One of the highlights of my current sales internship at GR8 People was attending NACE19 earlier this month. Working alongside my colleagues at our booth and speaking with college recruiters from across the country about how to improve their campus recruiting outcomes provided a meaningful learning experience, and I loved every minute of it.
Beyond meeting new people, it was interesting to understand what’s on the minds of college recruiters and the professionals who run university career centers. The challenges and opportunities discussed among attendees are wide-ranging and complex. But one of the most common themes I heard over the course of the conference is the need to get more students to attend campus career fairs and hiring events. As a student at Gettysburg College, and one who has already taken advantage of career services, I believe it’s a subject I can shed some light on.
It’s not the event itself, it’s what happens—or doesn’t—after.
It appears many recruiters and career center directors believe that today’s students, in my case the oldest members of Gen Z, have no interest in attending campus events. Yet that hasn’t been my experience, nor that of my friends. I’ve learned a lot from the events I’ve attended thus far, about both the participating companies and the types of jobs that might be of interest when I graduate. The biggest problem from our perspective is that we rarely hear anything after we connect with a recruiter at an event or apply online as instructed—it’s the same “black hole” that experienced job seekers complain about regularly.
This lack of communication leaves students wondering what we did wrong and questioning if attending events is worth our time, especially when we can learn just as much ourselves through online research. When we invest time in an event and in learning more about your company and what you have to offer, we just want to know one way or the other, even if it means being told we’re not the right fit.
Connect with us where we’re at.
To be fair, I realize that many recruiters are frustrated by what they perceive to be a lack of response on our end. Usually, this is because we don’t check our email regularly. It’s really that simple. If you want to get a response quickly, then text us. Self-service options are ideal, too, especially the ability to schedule an on campus interview. What surprised me most when I began working at GR8 People, as well as when I was at NACE19, is that these technologies and tools are readily available. If a company is truly concerned with its ability to attract new grads, then its first step should be to acquire the tools that will support its success.
We want to make the best possible career decisions.
Technology is an essential part of the campus hiring process, but equally important is showing me how my interests and abilities are a fit with the role I’m interviewing for. Providing a detailed job description and talking me through exactly what I’ll be doing and what I can expect on a day-to-day basis is a good start. I want to learn about the company culture and its management, though I usually want to see what current employees have to say, so that means reading online reviews.
Pay is a big factor, and I’m also seeking opportunities for ongoing training and advancement. The bottom line is that after four years of college, not to mention 12 years of schooling, making the right career decision is critical to me and to my friends, and we will be looking to you for help here, too.
See you on campus.

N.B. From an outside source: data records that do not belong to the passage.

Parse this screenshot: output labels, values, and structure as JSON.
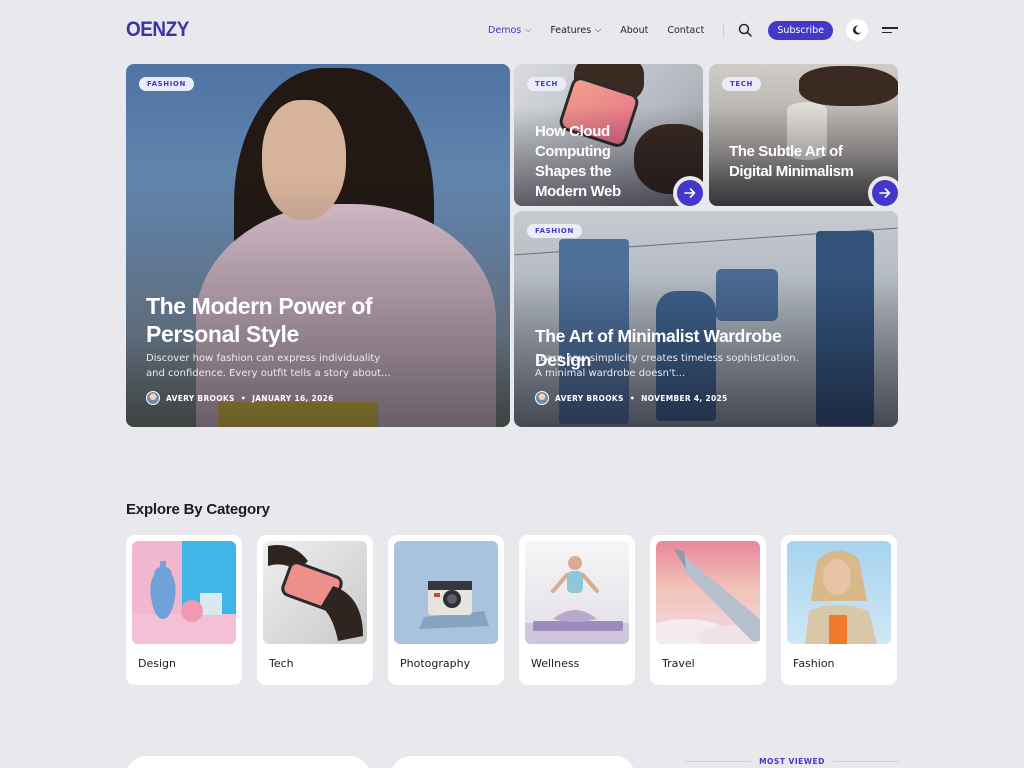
{
  "header": {
    "logo": "OENZY",
    "nav": [
      {
        "label": "Demos",
        "active": true,
        "has_dropdown": true
      },
      {
        "label": "Features",
        "active": false,
        "has_dropdown": true
      },
      {
        "label": "About",
        "active": false,
        "has_dropdown": false
      },
      {
        "label": "Contact",
        "active": false,
        "has_dropdown": false
      }
    ],
    "subscribe_label": "Subscribe",
    "icons": [
      "search-icon",
      "moon-icon",
      "menu-icon"
    ]
  },
  "hero": {
    "main": {
      "tag": "FASHION",
      "title": "The Modern Power of Personal Style",
      "excerpt": "Discover how fashion can express individuality and confidence. Every outfit tells a story about...",
      "author": "AVERY BROOKS",
      "date": "JANUARY 16, 2026"
    },
    "tech1": {
      "tag": "TECH",
      "title": "How Cloud Computing Shapes the Modern Web"
    },
    "tech2": {
      "tag": "TECH",
      "title": "The Subtle Art of Digital Minimalism"
    },
    "wardrobe": {
      "tag": "FASHION",
      "title": "The Art of Minimalist Wardrobe Design",
      "excerpt": "Learn how simplicity creates timeless sophistication. A minimal wardrobe doesn't...",
      "author": "AVERY BROOKS",
      "date": "NOVEMBER 4, 2025"
    }
  },
  "categories": {
    "title": "Explore By Category",
    "items": [
      {
        "label": "Design"
      },
      {
        "label": "Tech"
      },
      {
        "label": "Photography"
      },
      {
        "label": "Wellness"
      },
      {
        "label": "Travel"
      },
      {
        "label": "Fashion"
      }
    ]
  },
  "sidebar": {
    "most_viewed": "MOST VIEWED"
  },
  "colors": {
    "accent": "#4338ca",
    "background": "#e9e8ec",
    "tag_bg": "#ecebfa"
  }
}
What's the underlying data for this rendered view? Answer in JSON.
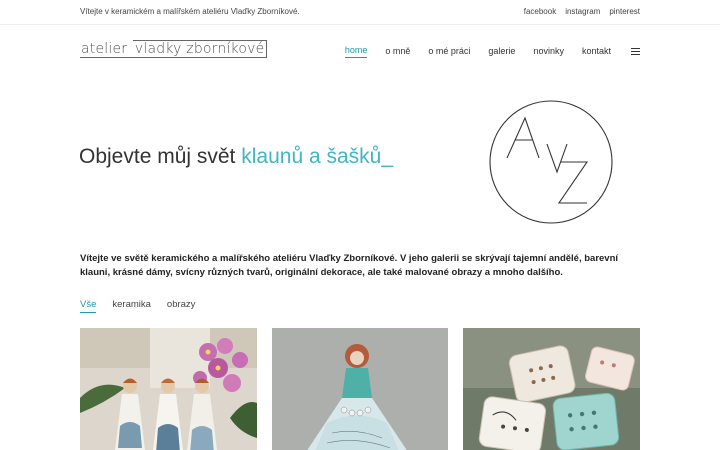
{
  "topbar": {
    "welcome": "Vítejte v keramickém a malířském ateliéru Vlaďky Zborníkové.",
    "social": [
      "facebook",
      "instagram",
      "pinterest"
    ]
  },
  "logo": {
    "part1": "atelier ",
    "part2": "vladky zborníkové"
  },
  "nav": {
    "items": [
      "home",
      "o mně",
      "o mé práci",
      "galerie",
      "novinky",
      "kontakt"
    ],
    "active": "home",
    "menu_icon": "hamburger-menu-icon"
  },
  "hero": {
    "title_plain": "Objevte můj svět ",
    "title_accent": "klaunů a šašků",
    "cursor": "_",
    "accent_color": "#40b6c4",
    "monogram_letters": "AVZ"
  },
  "intro": "Vítejte ve světě keramického a malířského ateliéru Vlaďky Zborníkové. V jeho galerii se skrývají tajemní andělé, barevní klauni, krásné dámy, svícny různých tvarů, originální dekorace, ale také malované obrazy a mnoho dalšího.",
  "filters": {
    "items": [
      "Vše",
      "keramika",
      "obrazy"
    ],
    "active": "Vše"
  },
  "gallery": [
    {
      "name": "ceramic angels with orchids"
    },
    {
      "name": "ceramic lady figure on blue"
    },
    {
      "name": "ceramic soap dishes"
    }
  ]
}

When the time comes to find a full-time job after graduation, I expect to use several resources. LinkedIn is one as its already been useful for researching jobs that relate to what I’m interested in and to set up internships. Indeed and Glassdoor are additional resources I plan to tap into, and I like that they often include average salary ranges for job postings. But I also plan to attend campus hiring events, and I hope to see you there.